A museum of rural life that is itself stuck in the past is desperate for community support to keep its treasures on display.
The great 14th century Abbey Barn at Glastonbury – itself a scheduled ancient monument – that lies at the heart of the Somerset Rural Life Museum has not undergone any major work for 40 years and is becoming increasingly out-dated.
Custodians are keen to point out they do not wish to lose the barn’s charm, but simply carry out works such as opening the many galleries – some of which are inaccessible to wheelchairs or child buggies – so that more people can enjoy the museum.
Public consultation shows people would like the museum to tell more stories of the past, but many of the exhibitions are not displayed or interpreted in ways that meet modern expectations, despite the museum’s archives holding a wealth of material on the fascinating history of the county and rural life in general.

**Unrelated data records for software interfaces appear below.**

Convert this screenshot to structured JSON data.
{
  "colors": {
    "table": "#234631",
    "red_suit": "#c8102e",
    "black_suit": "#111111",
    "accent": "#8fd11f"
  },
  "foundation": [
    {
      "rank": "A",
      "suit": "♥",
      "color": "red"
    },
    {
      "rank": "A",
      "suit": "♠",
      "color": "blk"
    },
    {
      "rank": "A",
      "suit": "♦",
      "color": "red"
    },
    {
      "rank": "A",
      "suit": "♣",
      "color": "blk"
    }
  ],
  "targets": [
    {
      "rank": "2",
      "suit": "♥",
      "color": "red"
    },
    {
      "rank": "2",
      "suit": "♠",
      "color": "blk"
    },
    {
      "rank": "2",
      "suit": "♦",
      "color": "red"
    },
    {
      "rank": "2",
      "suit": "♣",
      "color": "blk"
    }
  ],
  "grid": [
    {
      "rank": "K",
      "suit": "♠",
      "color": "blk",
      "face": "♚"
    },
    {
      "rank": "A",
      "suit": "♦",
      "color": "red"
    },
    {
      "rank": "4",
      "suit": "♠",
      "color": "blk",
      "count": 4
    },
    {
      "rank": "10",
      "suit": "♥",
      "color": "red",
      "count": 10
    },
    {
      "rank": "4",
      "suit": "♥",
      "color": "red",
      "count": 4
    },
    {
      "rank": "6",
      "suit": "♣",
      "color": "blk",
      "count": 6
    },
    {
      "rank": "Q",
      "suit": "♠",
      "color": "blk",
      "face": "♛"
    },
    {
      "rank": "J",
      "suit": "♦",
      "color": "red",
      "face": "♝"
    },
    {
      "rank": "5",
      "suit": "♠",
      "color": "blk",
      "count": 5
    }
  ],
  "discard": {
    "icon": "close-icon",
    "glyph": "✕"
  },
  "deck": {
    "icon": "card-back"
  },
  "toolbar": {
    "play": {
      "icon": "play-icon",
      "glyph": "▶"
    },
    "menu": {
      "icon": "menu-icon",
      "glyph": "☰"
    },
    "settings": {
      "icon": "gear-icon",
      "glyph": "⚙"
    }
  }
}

The exhibits attract 300,000 people of all ages from all over the UK each year. The museum is especially popular with school groups and families, but there is no dedicated indoor space for learning.
Somerset Heritage Service, part of Somerset County Council, is applying to the Heritage Lottery Fund and other external backers to redevelop the museum.
The fund has already agreed outline plans, with detailed proposals due to be submitted in January next year. But SHS needs to show that it has community support to win the Lottery aid.
So heritage leaders are running a community support campaign, visiting schools, businesses and other community areas to raise the profile of the bid and create a lasting legacy. They have also created a community banner, on which people can show support simply through signing their name. Three hundred people have signed so far.
Among other plans, heritage bosses have pledged to maintain the barn in its present state, but improve its setting to make it more accessible and more suitable for activities and events; create a dedicated indoor learning and activity space, more exhibition space and lifts between the various areas of the museum site.
A spokesman said: “First and foremost, we want the museum to continue to tell the rich story of Somerset’s rural and social history. We also want to improve physical and intellectual access to the museum and its collections, provide a dedicated space for learning and community activities, and improve our visitor facilities.
“The Somerset Rural Life Museum has a special charm which we do not want to lose. Our redevelopment plans will be sympathetic to the existing fabric and will build on what people tell us is important to them about the museum.”